“The Yellow-bellied Sapsucker’s feeding behavior can benefit various wildlife species, including hummingbirds, who also enjoy the sweet sap.”

This woodpecker species is migratory, spending winters in the southeastern United States, including North Carolina, and migrating to northern regions during breeding season. It nests in deciduous forests, typically selecting dead or dying trees for its nest cavities.

Male Yellow-bellied Sapsuckers can be quite territorial, defending their feeding and nesting areas from intruders. They communicate with distinct drumming patterns and calls, which can be heard echoing through the forest.

Despite their name, Yellow-bellied Sapsuckers do not have a bright yellow belly but are a species of woodpeckers often found near dead trees. The name actually refers to their yellowish or greenish underparts, which may be difficult to distinguish in the field.

Overall, the Yellow-bellied Sapsucker is an intriguing woodpecker species that contributes to the biodiversity of North Carolina’s woodlands. Its feeding habits and role in attracting other species make it an essential part of the local ecosystem.

8. Red-cockaded Woodpecker

Red-cockaded Woodpecker
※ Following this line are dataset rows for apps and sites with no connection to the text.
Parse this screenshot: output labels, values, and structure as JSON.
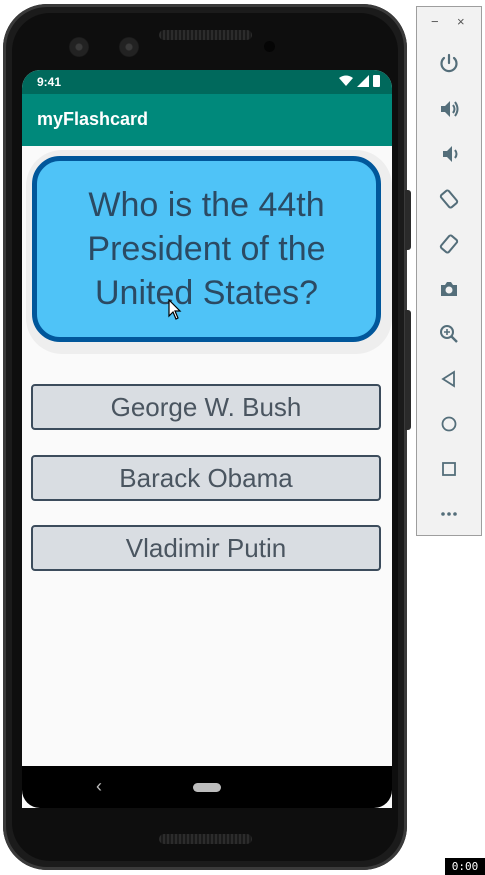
{
  "status_bar": {
    "time": "9:41"
  },
  "app_bar": {
    "title": "myFlashcard"
  },
  "flashcard": {
    "question": "Who is the 44th President of the United States?"
  },
  "answers": [
    "George W. Bush",
    "Barack Obama",
    "Vladimir Putin"
  ],
  "emulator_panel": {
    "window_controls": {
      "minimize": "−",
      "close": "×"
    },
    "controls": [
      "power-icon",
      "volume-up-icon",
      "volume-down-icon",
      "rotate-left-icon",
      "rotate-right-icon",
      "camera-icon",
      "zoom-icon",
      "back-icon",
      "home-icon",
      "overview-icon",
      "more-icon"
    ]
  },
  "recording_timer": "0:00",
  "colors": {
    "status_bar": "#00695c",
    "app_bar": "#00897b",
    "card_fill": "#4fc3f7",
    "card_border": "#01579b",
    "answer_fill": "#d9dde2"
  }
}
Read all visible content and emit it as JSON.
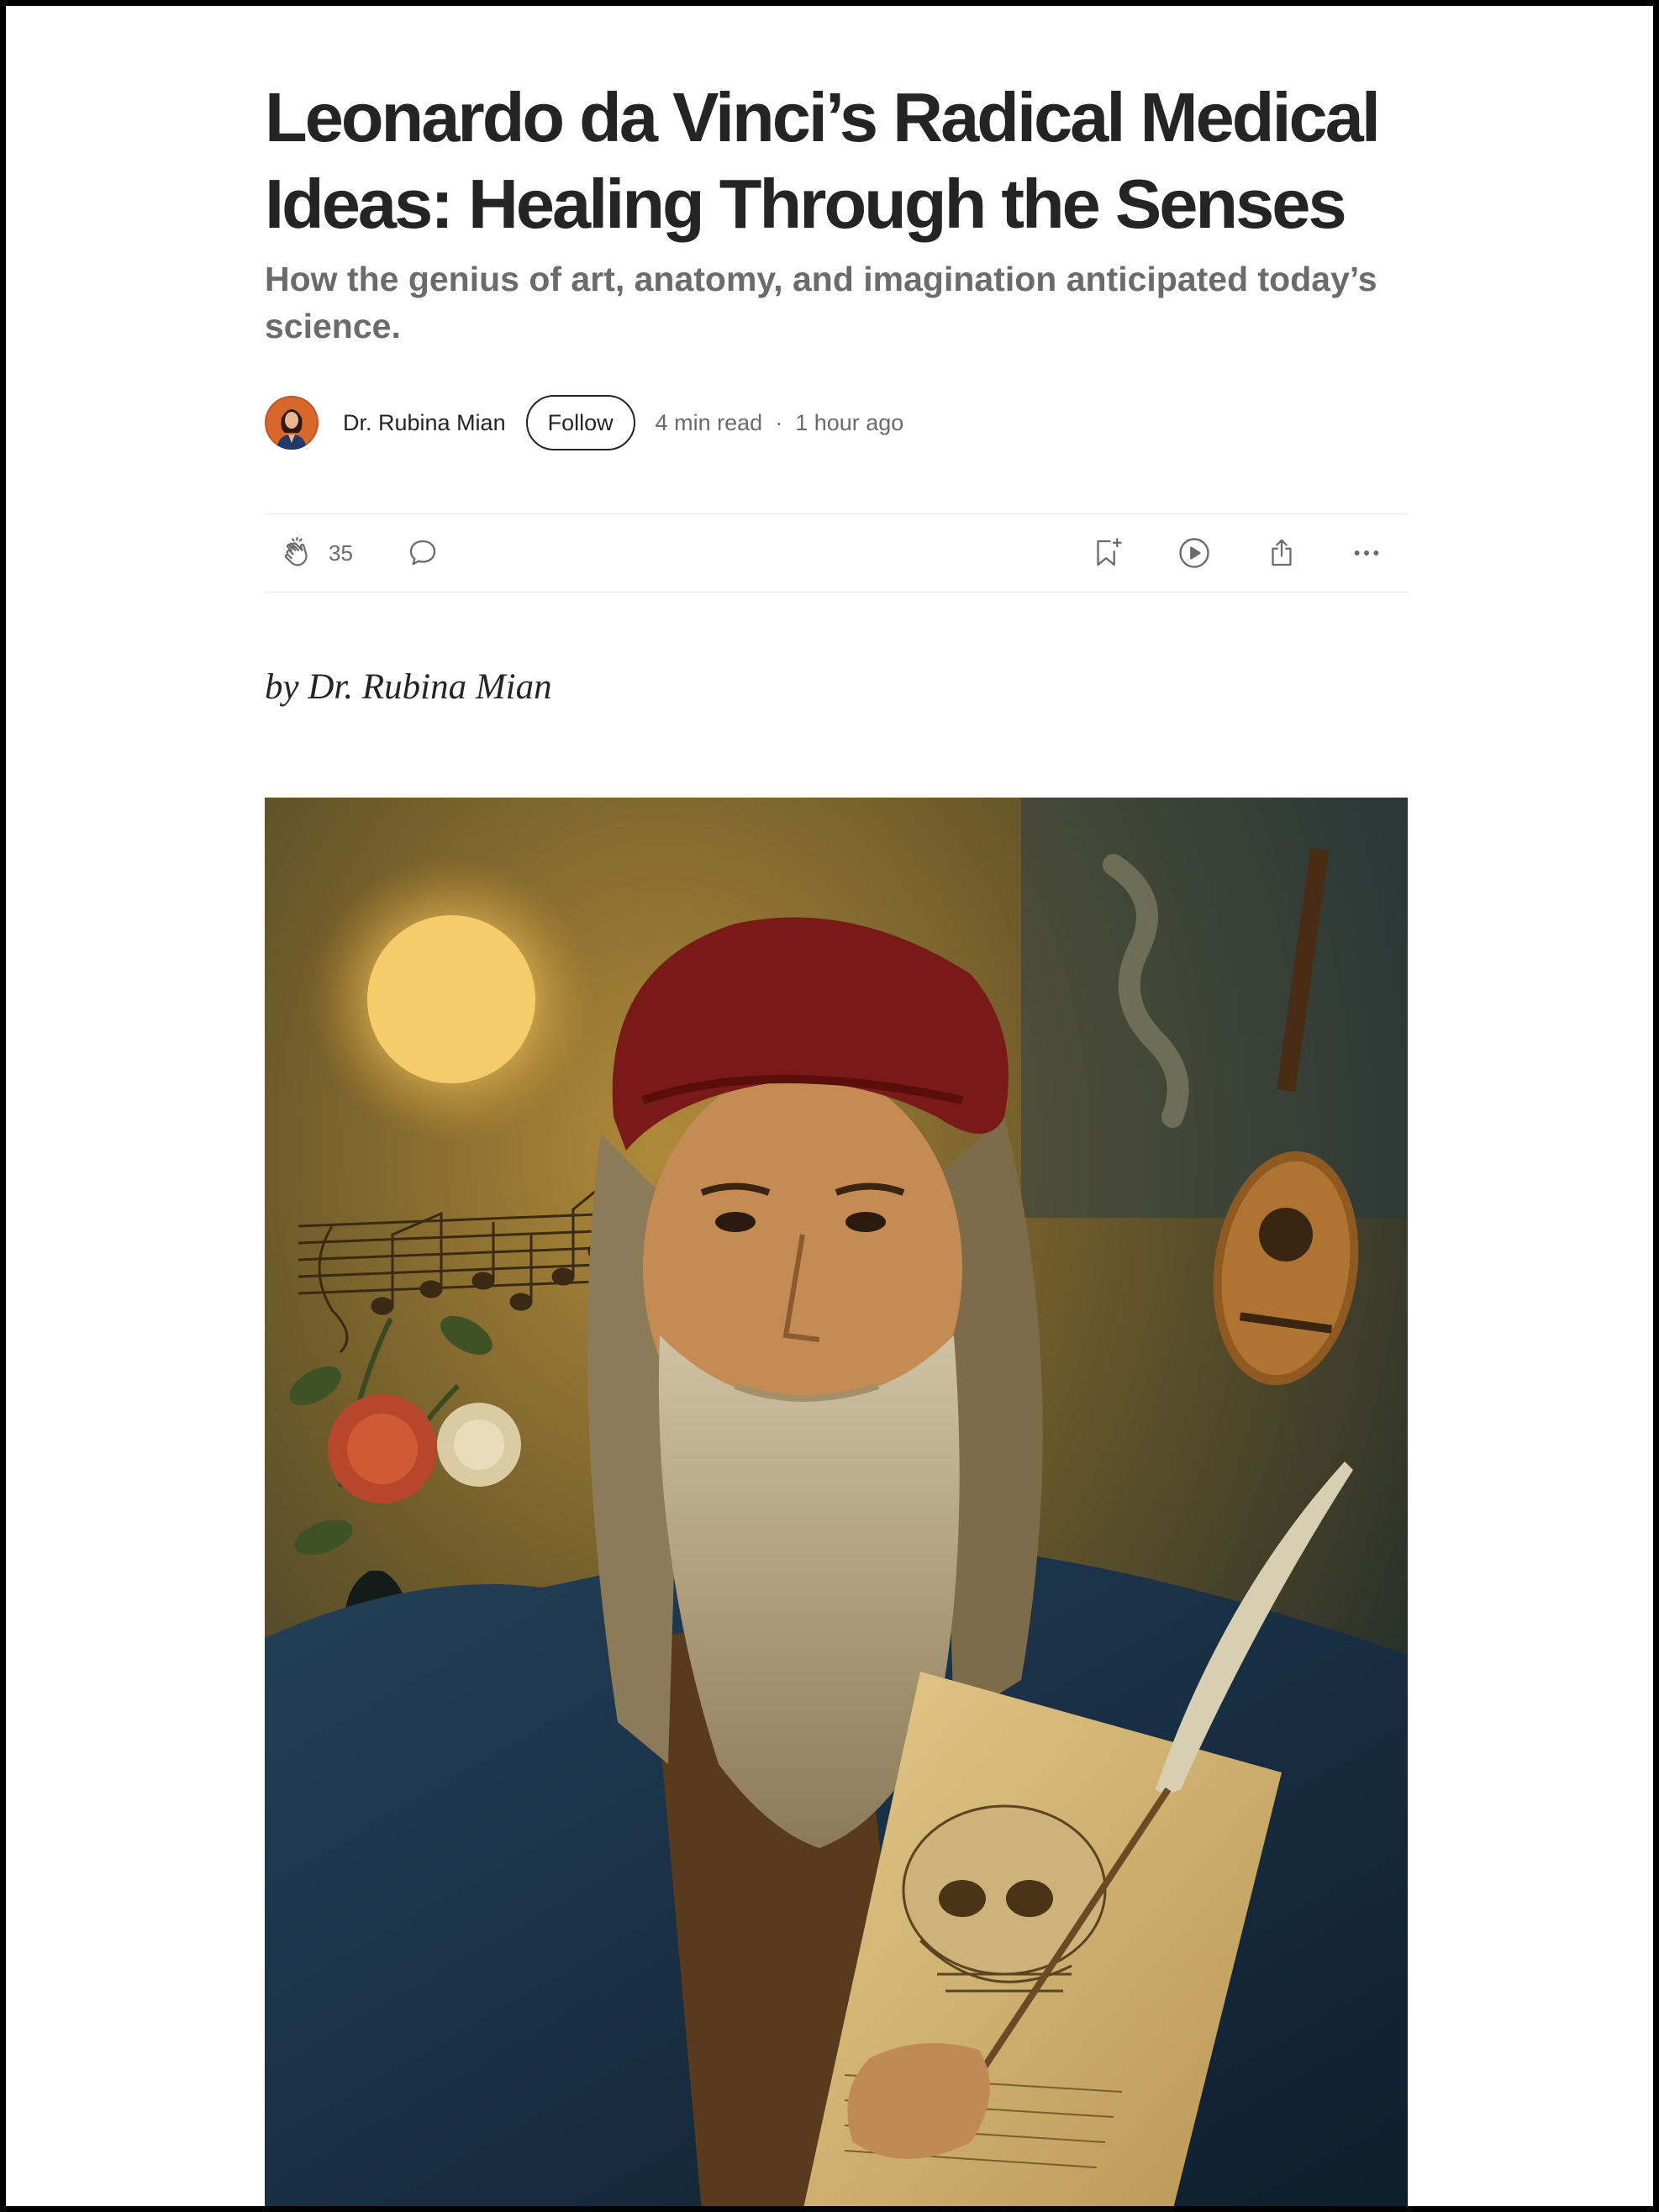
{
  "article": {
    "title": "Leonardo da Vinci’s Radical Medical Ideas: Healing Through the Senses",
    "subtitle": "How the genius of art, anatomy, and imagination anticipated today’s science.",
    "signature": "by Dr. Rubina Mian"
  },
  "byline": {
    "author_name": "Dr. Rubina Mian",
    "follow_label": "Follow",
    "read_time": "4 min read",
    "separator": "·",
    "published": "1 hour ago"
  },
  "actions": {
    "clap_count": "35",
    "icons": [
      "clap-icon",
      "comment-icon",
      "bookmark-add-icon",
      "play-icon",
      "share-icon",
      "more-icon"
    ]
  },
  "hero_image": {
    "subject": "painted portrait of an old bearded man in a red beret holding an anatomical skull drawing and a quill"
  },
  "colors": {
    "text": "#242424",
    "muted": "#6b6b6b",
    "divider": "#e6e6e6"
  }
}
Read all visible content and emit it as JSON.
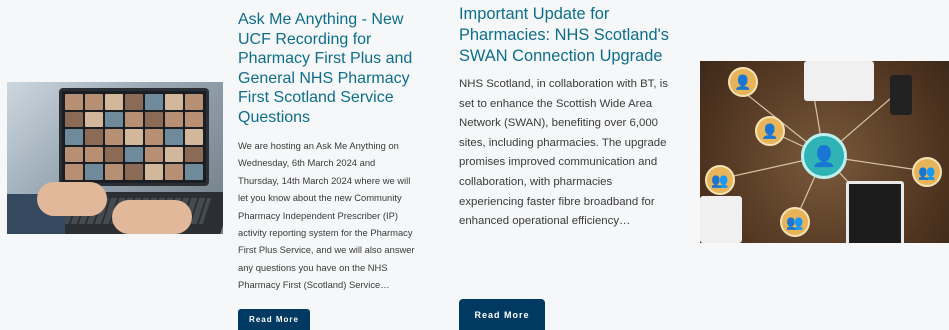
{
  "cards": [
    {
      "title": "Ask Me Anything - New UCF Recording for Pharmacy First Plus and General NHS Pharmacy First Scotland Service Questions",
      "excerpt": "We are hosting an Ask Me Anything on Wednesday, 6th March 2024 and Thursday, 14th March 2024 where we will let you know about the new Community Pharmacy Independent Prescriber (IP) activity reporting system for the Pharmacy First Plus Service, and we will also answer any questions you have on the NHS Pharmacy First (Scotland) Service…",
      "button_label": "Read More",
      "image": "laptop-video-call-image"
    },
    {
      "title": "Important Update for Pharmacies: NHS Scotland's SWAN Connection Upgrade",
      "excerpt": "NHS Scotland, in collaboration with BT, is set to enhance the Scottish Wide Area Network (SWAN), benefiting over 6,000 sites, including pharmacies. The upgrade promises improved communication and collaboration, with pharmacies experiencing faster fibre broadband for enhanced operational efficiency…",
      "button_label": "Read More",
      "image": "network-people-icons-image"
    }
  ],
  "colors": {
    "title": "#0d6e8c",
    "button_bg": "#003a63",
    "button_text": "#ffffff",
    "page_bg": "#f5f7f8"
  }
}
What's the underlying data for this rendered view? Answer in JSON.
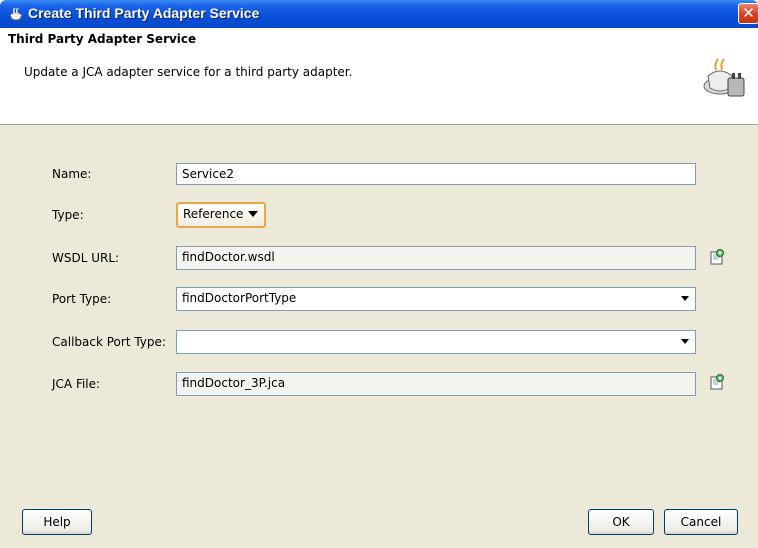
{
  "window": {
    "title": "Create Third Party Adapter Service",
    "close_icon": "close-icon"
  },
  "header": {
    "title": "Third Party Adapter Service",
    "description": "Update a JCA adapter service for a third party adapter.",
    "icon": "adapter-plug-icon"
  },
  "form": {
    "name": {
      "label": "Name:",
      "value": "Service2"
    },
    "type": {
      "label": "Type:",
      "value": "Reference"
    },
    "wsdl_url": {
      "label": "WSDL URL:",
      "value": "findDoctor.wsdl"
    },
    "port_type": {
      "label": "Port Type:",
      "value": "findDoctorPortType"
    },
    "callback_port_type": {
      "label": "Callback Port Type:",
      "value": ""
    },
    "jca_file": {
      "label": "JCA File:",
      "value": "findDoctor_3P.jca"
    }
  },
  "buttons": {
    "help": "Help",
    "ok": "OK",
    "cancel": "Cancel"
  },
  "colors": {
    "titlebar": "#0a4fd9",
    "dialog_bg": "#ece9d8",
    "focus_border": "#e5a84a"
  }
}
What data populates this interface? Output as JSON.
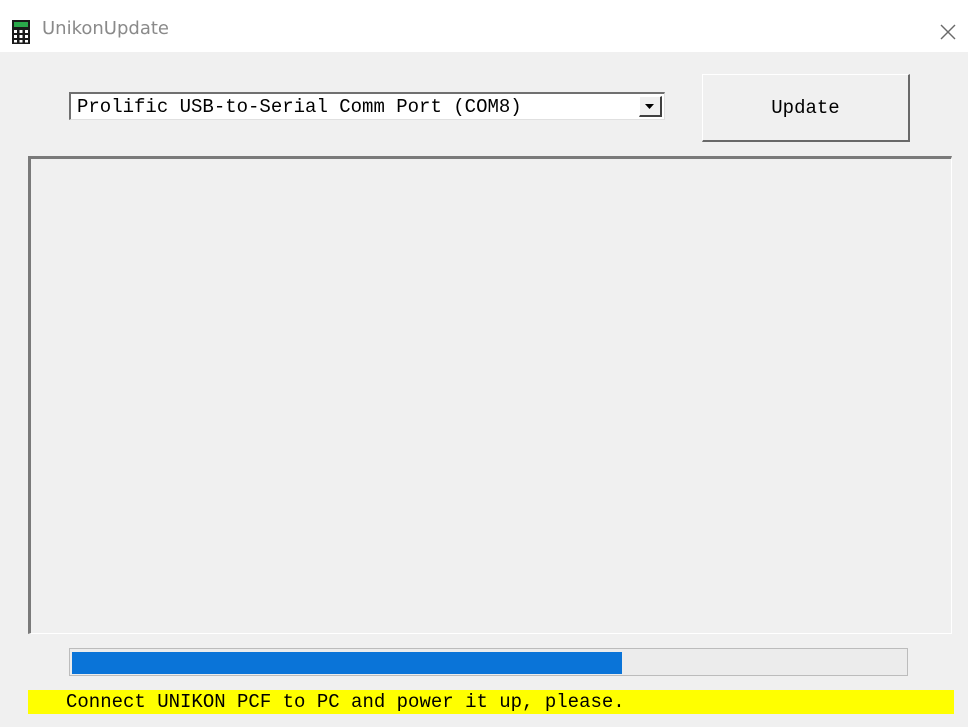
{
  "window": {
    "title": "UnikonUpdate",
    "icon": "calculator-icon",
    "close_icon": "close-icon"
  },
  "port_select": {
    "selected_value": "Prolific USB-to-Serial Comm Port (COM8)",
    "dropdown_icon": "chevron-down-icon"
  },
  "update_button": {
    "label": "Update"
  },
  "progress": {
    "fraction": 0.66,
    "color": "#0a74d8"
  },
  "status": {
    "message": "Connect UNIKON PCF to PC and power it up, please.",
    "background": "#ffff00"
  }
}
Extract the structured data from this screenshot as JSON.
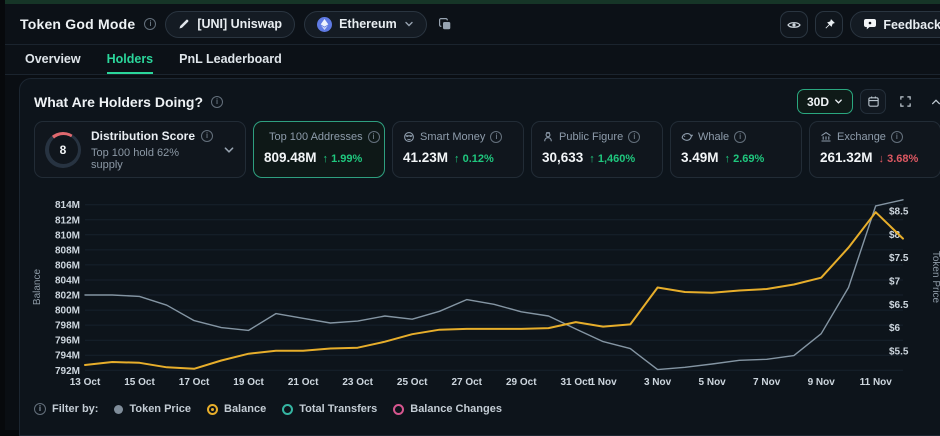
{
  "header": {
    "title": "Token God Mode",
    "token_button_label": "[UNI] Uniswap",
    "chain_button_label": "Ethereum",
    "feedback_button_label": "Feedback"
  },
  "tabs": {
    "overview": "Overview",
    "holders": "Holders",
    "pnl": "PnL Leaderboard"
  },
  "panel": {
    "title": "What Are Holders Doing?",
    "range_selector": "30D",
    "filter_label": "Filter by:"
  },
  "cards": [
    {
      "label": "Distribution Score",
      "score": "8",
      "subtitle": "Top 100 hold 62% supply"
    },
    {
      "label": "Top 100 Addresses",
      "value": "809.48M",
      "change": "↑ 1.99%",
      "direction": "up",
      "selected": true,
      "icon": "id-card-icon"
    },
    {
      "label": "Smart Money",
      "value": "41.23M",
      "change": "↑ 0.12%",
      "direction": "up",
      "icon": "smart-money-icon"
    },
    {
      "label": "Public Figure",
      "value": "30,633",
      "change": "↑ 1,460%",
      "direction": "up",
      "icon": "public-figure-icon"
    },
    {
      "label": "Whale",
      "value": "3.49M",
      "change": "↑ 2.69%",
      "direction": "up",
      "icon": "whale-icon"
    },
    {
      "label": "Exchange",
      "value": "261.32M",
      "change": "↓ 3.68%",
      "direction": "down",
      "icon": "bank-icon"
    }
  ],
  "legend": [
    {
      "label": "Token Price",
      "color": "#7f8d9a",
      "style": "filled"
    },
    {
      "label": "Balance",
      "color": "#e7ae2b",
      "style": "radio"
    },
    {
      "label": "Total Transfers",
      "color": "#35b5a2",
      "style": "ring"
    },
    {
      "label": "Balance Changes",
      "color": "#d6568f",
      "style": "ring"
    }
  ],
  "colors": {
    "accent_green": "#2bd69b",
    "up_green": "#1fc77e",
    "down_red": "#dd5862",
    "balance_line": "#e7ae2b",
    "price_line": "#8495a3",
    "score_arc": "#e0696f"
  },
  "chart_data": {
    "type": "line",
    "title": "What Are Holders Doing?",
    "x": [
      "13 Oct",
      "14 Oct",
      "15 Oct",
      "16 Oct",
      "17 Oct",
      "18 Oct",
      "19 Oct",
      "20 Oct",
      "21 Oct",
      "22 Oct",
      "23 Oct",
      "24 Oct",
      "25 Oct",
      "26 Oct",
      "27 Oct",
      "28 Oct",
      "29 Oct",
      "30 Oct",
      "31 Oct",
      "1 Nov",
      "2 Nov",
      "3 Nov",
      "4 Nov",
      "5 Nov",
      "6 Nov",
      "7 Nov",
      "8 Nov",
      "9 Nov",
      "10 Nov",
      "11 Nov",
      "12 Nov"
    ],
    "x_tick_indices": [
      0,
      2,
      4,
      6,
      8,
      10,
      12,
      14,
      16,
      18,
      19,
      21,
      23,
      25,
      27,
      29
    ],
    "series": [
      {
        "name": "Token Price",
        "axis": "right",
        "color": "#8495a3",
        "width": 1.4,
        "values": [
          6.7,
          6.7,
          6.67,
          6.48,
          6.15,
          6.0,
          5.94,
          6.3,
          6.2,
          6.1,
          6.14,
          6.25,
          6.18,
          6.35,
          6.6,
          6.5,
          6.34,
          6.25,
          5.97,
          5.7,
          5.55,
          5.1,
          5.15,
          5.22,
          5.3,
          5.32,
          5.4,
          5.87,
          6.86,
          8.61,
          8.74
        ]
      },
      {
        "name": "Balance",
        "axis": "left",
        "color": "#e7ae2b",
        "width": 2,
        "values": [
          792.7,
          793.1,
          793.0,
          792.4,
          792.2,
          793.3,
          794.2,
          794.6,
          794.6,
          794.9,
          795.0,
          795.8,
          796.8,
          797.4,
          797.5,
          797.5,
          797.5,
          797.6,
          798.4,
          797.8,
          798.1,
          803.0,
          802.4,
          802.3,
          802.6,
          802.8,
          803.4,
          804.3,
          808.3,
          813.0,
          809.5
        ]
      }
    ],
    "left_axis": {
      "label": "Balance",
      "unit": "M",
      "ticks": [
        "814M",
        "812M",
        "810M",
        "808M",
        "806M",
        "804M",
        "802M",
        "800M",
        "798M",
        "796M",
        "794M",
        "792M"
      ],
      "tick_values": [
        814,
        812,
        810,
        808,
        806,
        804,
        802,
        800,
        798,
        796,
        794,
        792
      ],
      "min": 792,
      "max": 814
    },
    "right_axis": {
      "label": "Token Price",
      "ticks": [
        "$8.5",
        "$8",
        "$7.5",
        "$7",
        "$6.5",
        "$6",
        "$5.5"
      ],
      "tick_values": [
        8.5,
        8.0,
        7.5,
        7.0,
        6.5,
        6.0,
        5.5
      ],
      "min": 5.085,
      "max": 8.635
    },
    "grid": true,
    "legend_position": "bottom"
  }
}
The Red-cockaded Woodpecker, a federally endangered species, holds significant ecological importance in the Southeastern Pine forests, including North Carolina. Its population status, habitat requirements, and ongoing conservation efforts are crucial factors in preserving this unique woodpecker species.

This woodpecker species is characterized by its small size, measuring approximately 7 inches in length, and distinct black and white plumage. However, what truly sets the Red-cockaded Woodpecker apart is the red cockade, a small patch of red feathers located at the male’s crown, often difficult to spot in the field.

The Red-cockaded Woodpecker’s habitat is primarily composed of mature pine forests with longleaf pine and a well-developed understory. These forests offer ideal nesting sites as the woodpeckers excavate cavities in living pine trees that have been weakened by a particular fungus. These excavations, known as cavity trees, provide safe and secure nesting locations for the woodpeckers and other forest-dwelling species.

Conservation efforts for the Red-cockaded Woodpecker primarily focus on habitat restoration and management. Public and private landowners collaborate with government agencies and conservation organizations to implement prescribed fire regimes, promote longleaf pine restoration, and enhance the overall health and resilience of the forest ecosystem. By protecting and restoring suitable habitat, these initiatives aim to secure the future of the Red-cockaded Woodpecker population in North Carolina.

“The conservation of the Red-cockaded Woodpecker is essential for maintaining the ecological balance of the Southeastern Pine forests. Protecting its habitat not only benefits this endangered species but also enhances the overall biodiversity and health of the forest ecosystem.”

Efforts to monitor the population status of the Red-cockaded Woodpecker involve regular surveys and nest box monitoring. These activities provide vital data to assess population trends, breeding success, and overall reproductive health. It helps guide conservation strategies and informs decision-making processes to ensure the long-term survival and recovery of this species, often found in dead tree habitats.

You may want to read about Owls in Massachusetts

John William

Add comment